The problem with tools is that they can be used without satisfying fundamental ethical principles, because they are often ethically neutral. Assume we had to include women in benefit‐sharing negotiations (the tool) to achieve justice in representation (the ethical principle). We could tick the box by including a woman who is known never to speak in the presence of men, thereby violating the underlying principle. To avoid the misuse of the benefit‐sharing tool, a third element was added to the definition—namely, with particular emphasis on the clear provision of benefits to those who may lack reasonable access to resulting healthcare products and services without providing unethical inducements. This last part of the definition is meant as a limited guide to applying the benefit‐sharing tool at the beginning of the 21st century.

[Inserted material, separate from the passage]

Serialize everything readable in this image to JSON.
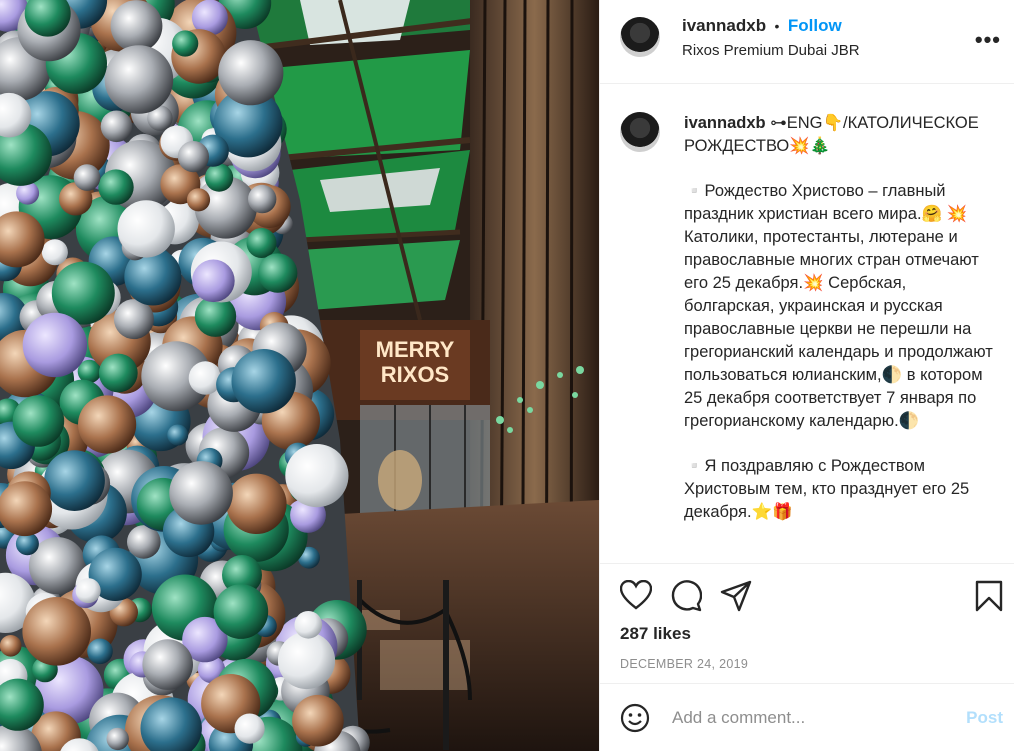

Finally, one note of caution needs to be added. Tools are flexible and benefit sharing can occur in many guises. By defining benefit sharing as a tool in commutative justice, I do not want to imply that benefits are always best shared in market transactions through individually negotiated agreements. On the contrary, I have argued elsewhere28 that an essentially just benefit‐sharing model already exists between the medical or pharmaceutical industry and human research subjects in developed countries. We have reasonable access to new healthcare products and services, suitable for local health needs and linked to economic prosperity (eg, jobs). Only where no such benefit sharing exists at society level (eg, among sex workers in the Nairobi slums or Kenyan orphanages29), could individually negotiated agreements be the best way to avoid exploitation for now.
Benefit sharing has been a recurrent theme in international debates, but the concept has never been satisfactorily defined. By linking linguistic, legal and ethical considerations, this paper has provided separate definitions for the context of human and non‐human resources. Further research is needed to clarify ownership issues surrounding genetic resources (common heritage or national or private property); investigate issues of exploitation in human genetic research as opposed to more prominent topics in international research ethics and study concerns about undue inducement in the context of human genetic resources, a hitherto neglected area of research.
I thank Rachel Wynberg, Michael Parker, Carolina Lasén Díaz, Armin Schmidt, Peter Herissone‐Kelly, Miltos Ladikas and Julie Cook Lucas for comments on an earlier draft.
CBD - Convention on Biological Diversity
OAU - Organisation of African Unity
OED - Oxford English dictionary
Unesco - United Nations Educational, Scientific, and Cultural Organisation
WTO - World Trade Organisation
iRuth Macklin and Udo Schuklenk pointed this out to me.
Competing interests: None.